And for the next few years, the outlook for the Rotunda and its current retail tenants, after losing its anchor store Giant, is not rosy.
Hekemian acquired the mall and began the process of development in 2005. Before the development stalled out - a victim of the financial crisis of 2008, the project was designed as a 20 story hi-rise, with a hotel, condos, 300 apartments, a 60,000 square foot grocery store, and 270,000 square feet of retail.
According to developers, they were able to regain funding as early as 2009, but it was long-lease tenant Giant who slowed them down. The inference at the meeting was that Giant was somehow aware that SuperFresh would be going bankrupt and the company that bought them would also be going bankrupt and then Giant would be able to buy the market and move there. That requires a lot of foresight from the grocer if true.
Giant has not given Hekemian any time frame of when they'll be leaving the Rotunda (common wisdom suggests 6-8 weeks) and reopening a few blocks up the street in Greenspring Tower at the old SuperFresh/Fresh & Green's location. But, as part of the lease agreement - which sounds like the rare lease where the tenant seems to be holding the upper hand - Giant has agreed to let Hekemian out of their lease, which frees Hekemian to resume development of the project - but under the condition that Hekemian can not give more than 20,000 square feet to a grocery (which at best means only a "boutique" grocery and not a full-scale competitive grocery can open at the Rotunda). As a point of reference, the size of the the space that Giant is leaving because it is too small is 35,000 square feet.

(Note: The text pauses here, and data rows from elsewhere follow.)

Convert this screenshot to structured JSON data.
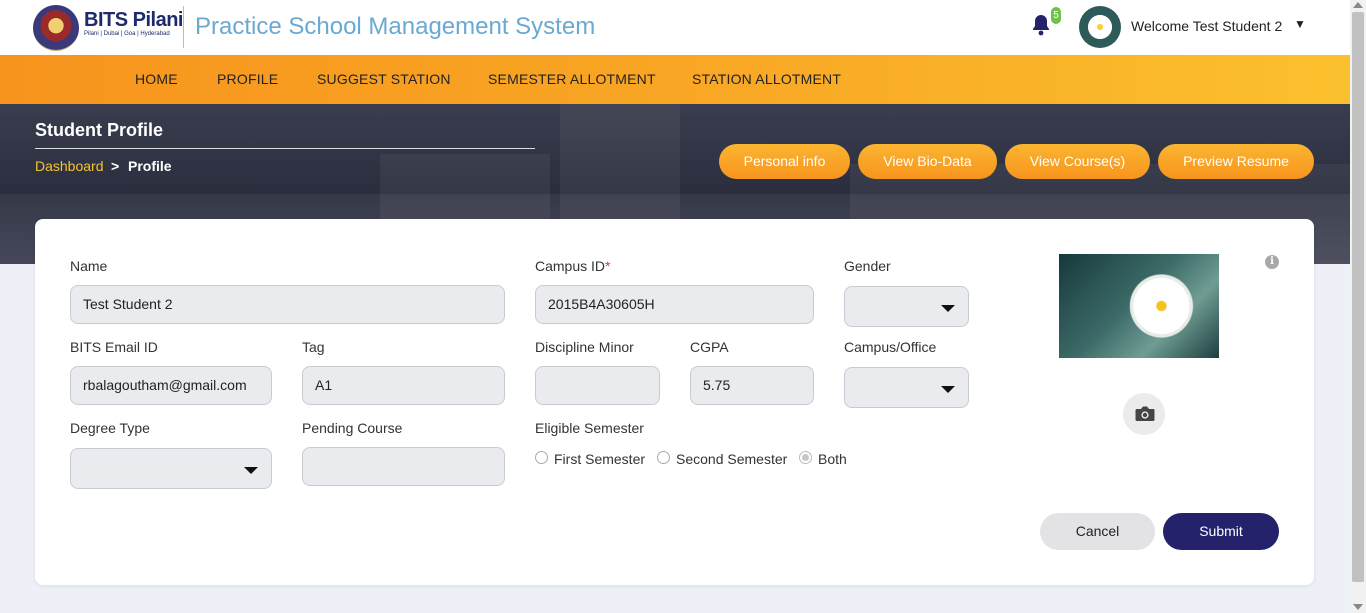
{
  "header": {
    "brand_name": "BITS Pilani",
    "brand_sub": "Pilani | Dubai | Goa | Hyderabad",
    "app_title": "Practice School Management System",
    "notification_count": "5",
    "welcome": "Welcome Test Student 2"
  },
  "nav": [
    "HOME",
    "PROFILE",
    "SUGGEST STATION",
    "SEMESTER ALLOTMENT",
    "STATION ALLOTMENT"
  ],
  "hero": {
    "title": "Student Profile",
    "breadcrumb_root": "Dashboard",
    "breadcrumb_sep": ">",
    "breadcrumb_current": "Profile",
    "buttons": [
      "Personal info",
      "View Bio-Data",
      "View Course(s)",
      "Preview Resume"
    ]
  },
  "form": {
    "name_label": "Name",
    "name_value": "Test Student 2",
    "campus_id_label": "Campus ID",
    "campus_id_required": "*",
    "campus_id_value": "2015B4A30605H",
    "gender_label": "Gender",
    "email_label": "BITS Email ID",
    "email_value": "rbalagoutham@gmail.com",
    "tag_label": "Tag",
    "tag_value": "A1",
    "discipline_minor_label": "Discipline Minor",
    "discipline_minor_value": "",
    "cgpa_label": "CGPA",
    "cgpa_value": "5.75",
    "campus_office_label": "Campus/Office",
    "degree_type_label": "Degree Type",
    "pending_course_label": "Pending Course",
    "pending_course_value": "",
    "eligible_semester_label": "Eligible Semester",
    "semester_options": [
      "First Semester",
      "Second Semester",
      "Both"
    ],
    "semester_selected": "Both",
    "cancel_label": "Cancel",
    "submit_label": "Submit"
  },
  "colors": {
    "nav_gradient_start": "#f7941d",
    "nav_gradient_end": "#fbc02d",
    "submit": "#23226b",
    "breadcrumb_link": "#f7c331",
    "app_title": "#6aa9d2"
  }
}
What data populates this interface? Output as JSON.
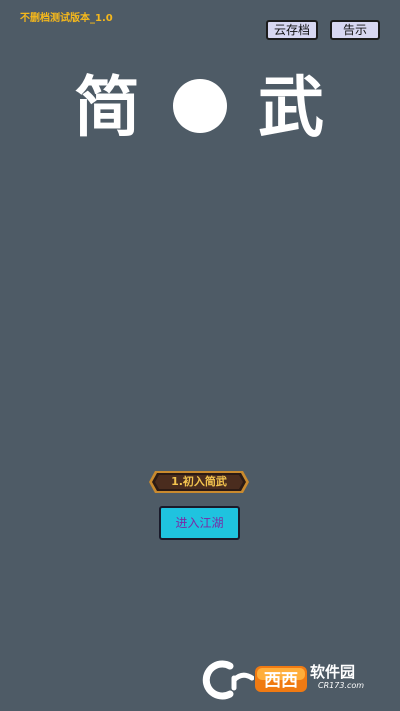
{
  "version_text": "不删档测试版本_1.0",
  "toolbar": {
    "cloud_save_label": "云存档",
    "notice_label": "告示"
  },
  "title": {
    "left_char": "简",
    "right_char": "武"
  },
  "stage_banner_label": "1.初入简武",
  "enter_button_label": "进入江湖",
  "watermark": {
    "logo_text": "西西",
    "site_name": "软件园",
    "url": "CR173.com"
  },
  "colors": {
    "background": "#4e5b66",
    "version_text": "#f5b81c",
    "enter_button": "#1fc3df",
    "banner_text": "#f3c34e"
  }
}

So, as a result of the grocery store shuffle, Hampden will be losing 15,000 square feet of grocery retail when the development is complette. But actually, for the next few years, Hampden will be losing 35,000 square feet of grocery retail because until the development is finished, there will be no grocery retail going back into the Rotunda.
The developers are hoping to break ground in the summer of 2013 on a project they're now aiming to bring in under $100 million. They are anticipating an 18-20 month development - so that means if everything stays on schedule, most likely the new Grand Rotunda will not be unveiled until Summer 2015.
The original development called for a 20 story hi-rise. Developers are now looking at spreading the development out more, which means a 5-7 story building (this should come as a relief to nearby residents who were not thrilled about literally living in the shadow of what would be the tallest building in North Baltimore).
While they are still planning for 300+ market-rate apartments, they are no longer planning on condos (which the market couldn't sustain) or a hotel (which is something Hampden could actually use but was a victim of Giant's abandonment of the project).
The original project promised 270,000 square feet of retail. This new, less-ambitious project, is offering 130,000 square feet of retail.
Finally, for those who are concerned about the environmental impact - since the original building permit was granted in 2008, developers are going to seek waivers from LEED certification to avoid having to comply with current environmental standards.
So there you have it. Hampden is losing a grocery store for at least the next 3 years. And should one return, it will be a smaller, boutique market, not a full-service one. And in the interim, the Rotunda will languish without a retail anchor as developers begin the process of ramping up their less-ambitious project.